▸ **WHAT YOU HAVE TO DO**
Every line below that includes the word "author" needs to be copied.

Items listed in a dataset
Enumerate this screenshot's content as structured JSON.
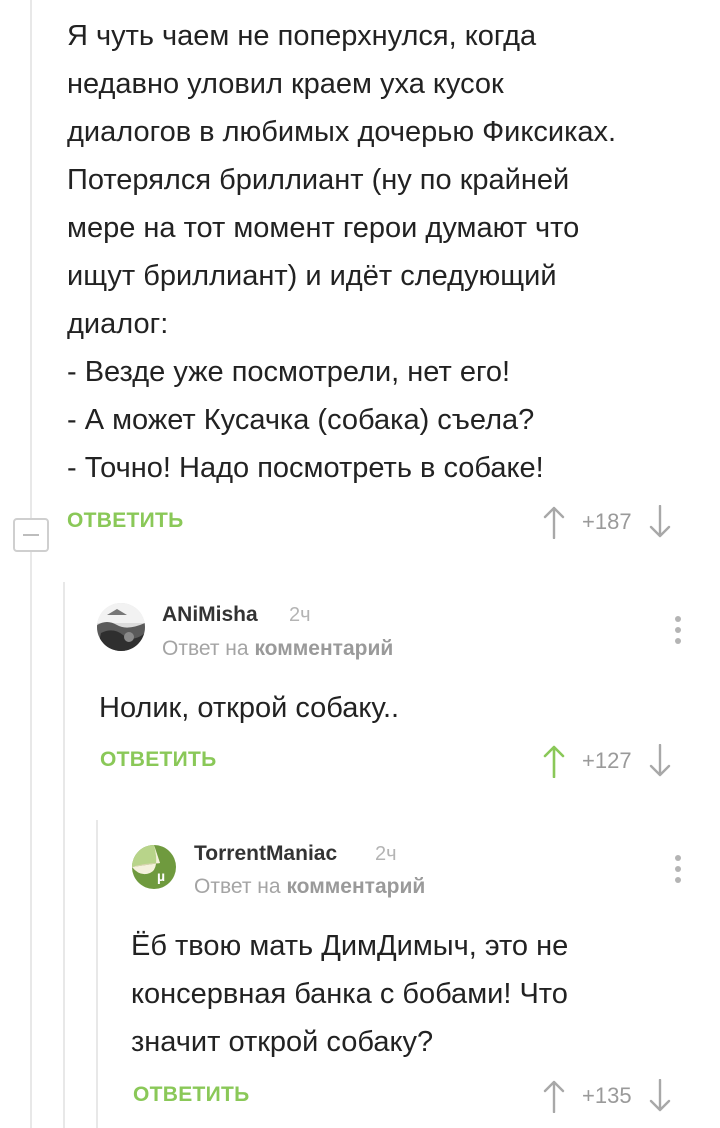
{
  "colors": {
    "accent_green": "#8ac858",
    "muted_gray": "#9a9a9a",
    "thread_line": "#e8e8e8"
  },
  "root_comment": {
    "lines": [
      "Я чуть чаем не поперхнулся, когда",
      "недавно уловил краем уха кусок",
      "диалогов в любимых дочерью Фиксиках.",
      "Потерялся бриллиант (ну по крайней",
      "мере на тот момент герои думают что",
      "ищут бриллиант) и идёт следующий",
      "диалог:",
      "- Везде уже посмотрели, нет его!",
      "- А может Кусачка (собака) съела?",
      "- Точно! Надо посмотреть в собаке!"
    ],
    "reply_label": "ОТВЕТИТЬ",
    "rating": "+187",
    "icons": [
      "arrow-up-icon",
      "arrow-down-icon",
      "collapse-minus-icon"
    ]
  },
  "reply_1": {
    "author": "ANiMisha",
    "time": "2ч",
    "reply_prefix": "Ответ на",
    "reply_target": "комментарий",
    "text": "Нолик, открой собаку..",
    "reply_label": "ОТВЕТИТЬ",
    "rating": "+127",
    "upvoted": true,
    "icons": [
      "avatar-photo",
      "more-vertical-icon",
      "arrow-up-icon",
      "arrow-down-icon"
    ]
  },
  "reply_2": {
    "author": "TorrentManiac",
    "time": "2ч",
    "reply_prefix": "Ответ на",
    "reply_target": "комментарий",
    "lines": [
      "Ёб твою мать ДимДимыч, это не",
      "консервная банка с бобами! Что",
      "значит открой собаку?"
    ],
    "reply_label": "ОТВЕТИТЬ",
    "rating": "+135",
    "icons": [
      "avatar-peeling-sticker",
      "more-vertical-icon",
      "arrow-up-icon",
      "arrow-down-icon"
    ]
  }
}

▸ **WRITTEN RESPONSE**
    "author": "ANiMisha",
    "author": "TorrentManiac",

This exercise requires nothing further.